The point is with limited capacity, the affected countries can't really produce enough building materials to get the people's lives back on track.

Surely there should be some monies set aside for other ways of helping out:

a) people are going to need places to live in: use funds to license manufacturing technology or designs from larger companies (like James Hardie) so that houses can be constructed cheaply.

b) use innovative building materials: fund architects to design new housing out of cheap, new lightweight materials.

c) fishermen are going to need boats: what sort of engineering help can we provide here?

d) what about feed stocks: have the breeding places been destroyed?

Postscript (7 Jan):

Looks like the Australian Department of Fisheries is going to be helping out.

Wednesday, January 05, 2005

Hiring lawyers from big firms

Patrick Schiltz, of Notre Dame Law School wrote in "On Being a Happy, Healthy and Ethical Memeber of an Unhappy, Unhealthy, and Unethical Profession":

I am as critical of big firms as anyone, but I
don’t think it can be denied that, on average, big firm lawyers are
more talented and do better work than lawyers in other practice settings. There are, of course, tens of thousands of exceptions—lawyers who do not practice in big firms who are superb, or lawyers who do practice in big firms who are incompetent. But if I had to choose between two law firms to represent me in an important matter, and I knew nothing about the two law firms except that one had 250 lawyers and the other had five, I would hire the big firm in a second. So would most other lawyers.

Classic case of information asymmetry. Can the internet help?

Tuesday, January 04, 2005

Bush to Name Ex-Presidents Bush, Clinton to Asia Relief Effort

It is ironic that the inward-looking Bush has been charged with managing two major international events that happened in the last decade. This terrible tsunami is Asia's equivalent of 9/11. It shocked the world and brought peoples together.

The tsunami relief effort is one of the best chance for the US to establish it's credibility in the predominantly Muslim South-East Asia.

With the toll in Indonesia approaching 100,000, any acts of generosity at this critical stage will help quell suspicion that the US is anti-Muslim. Violence has not been a characteristic of the peace-loving South East Asian Muslims until recently. I sincerely hope that any kindness shown will be returned with opened dialogue and better appreciation of US's position.

On a related note, more critically, this is a chance for the Thai government to work in an fair manner with the Muslim minority in southern Thailand, to demonstrate some value of not seceding from Thailand.

ps. My feelings have been echoed by Tom Barnett over here.

Monday, January 03, 2005

Poverty is no disgrace, but it's a great inconvenience its a crime.

You'd better read the article yourself.
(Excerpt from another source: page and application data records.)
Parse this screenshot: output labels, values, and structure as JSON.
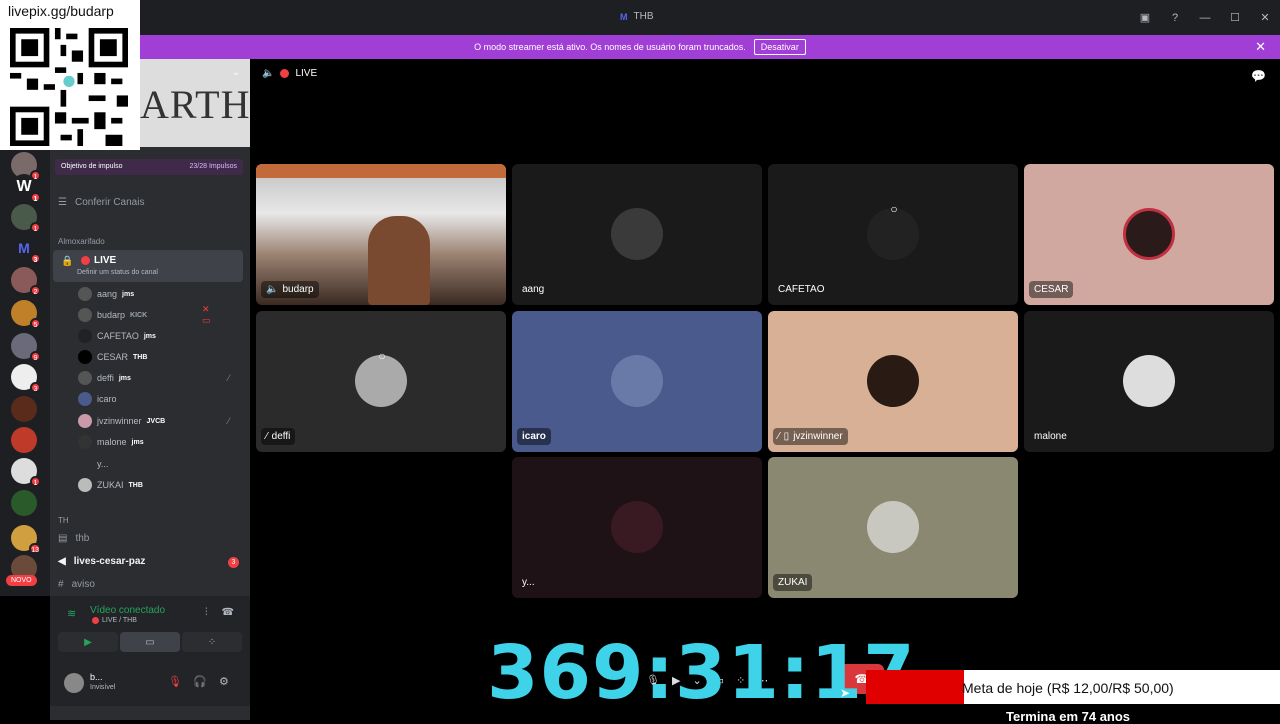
{
  "overlay": {
    "qr_url": "livepix.gg/budarp"
  },
  "titlebar": {
    "logo": "M",
    "title": "THB"
  },
  "banner": {
    "message": "O modo streamer está ativo. Os nomes de usuário foram truncados.",
    "button": "Desativar"
  },
  "server": {
    "banner_text": "ARTHB",
    "boost_label": "Objetivo de impulso",
    "boost_count": "23/28 Impulsos",
    "browse": "Conferir Canais",
    "category1": "Almoxarifado",
    "active_channel": "LIVE",
    "active_status": "Definir um status do canal",
    "category2": "TH"
  },
  "guild_badges": [
    "1",
    "1",
    "1",
    "3",
    "2",
    "5",
    "9",
    "3",
    "1",
    "13"
  ],
  "novo_label": "NOVO",
  "voice_users": [
    {
      "name": "aang",
      "tag": "jms"
    },
    {
      "name": "budarp",
      "tag": "KICK"
    },
    {
      "name": "CAFETAO",
      "tag": "jms"
    },
    {
      "name": "CESAR",
      "tag": "THB"
    },
    {
      "name": "deffi",
      "tag": "jms"
    },
    {
      "name": "icaro",
      "tag": ""
    },
    {
      "name": "jvzinwinner",
      "tag": "JVCB"
    },
    {
      "name": "malone",
      "tag": "jms"
    },
    {
      "name": "y...",
      "tag": ""
    },
    {
      "name": "ZUKAI",
      "tag": "THB"
    }
  ],
  "channels": [
    {
      "name": "thb"
    },
    {
      "name": "lives-cesar-paz",
      "badge": "3"
    },
    {
      "name": "aviso"
    }
  ],
  "voice_panel": {
    "title": "Vídeo conectado",
    "sub": "LIVE / THB"
  },
  "user_panel": {
    "name": "b...",
    "status": "Invisível"
  },
  "stage": {
    "live_label": "LIVE"
  },
  "tiles": [
    {
      "name": "budarp"
    },
    {
      "name": "aang"
    },
    {
      "name": "CAFETAO"
    },
    {
      "name": "CESAR"
    },
    {
      "name": "deffi"
    },
    {
      "name": "icaro"
    },
    {
      "name": "jvzinwinner"
    },
    {
      "name": "malone"
    },
    {
      "name": "y..."
    },
    {
      "name": "ZUKAI"
    }
  ],
  "timer": "369:31:17",
  "goal": {
    "text": "Meta de hoje (R$ 12,00/R$ 50,00)",
    "progress": 0.24,
    "sub": "Termina em 74 anos"
  },
  "colors": {
    "accent": "#a03ed6",
    "timer": "#3fd3ea",
    "danger": "#da373c",
    "online": "#23a55a"
  }
}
Here's an excerpt from the Queensland law books:

A Vagrant includes any person who:
  • has insufficient or no visible lawful means of support (s 4(1)(a));

  • is a habitual drunkard who behaves in a disorderly or riotous manner in a public place (s 4(1)(c)), (the Liquor Act 1992 (Qld) also prohibits consuming liquor in a public place); or

  • loiters or places himself/herself in a public place to beg or gather alms (s 4(1)(k)).

The penalty for being a Vagrant is a fine of $100 or 6 months imprisonment.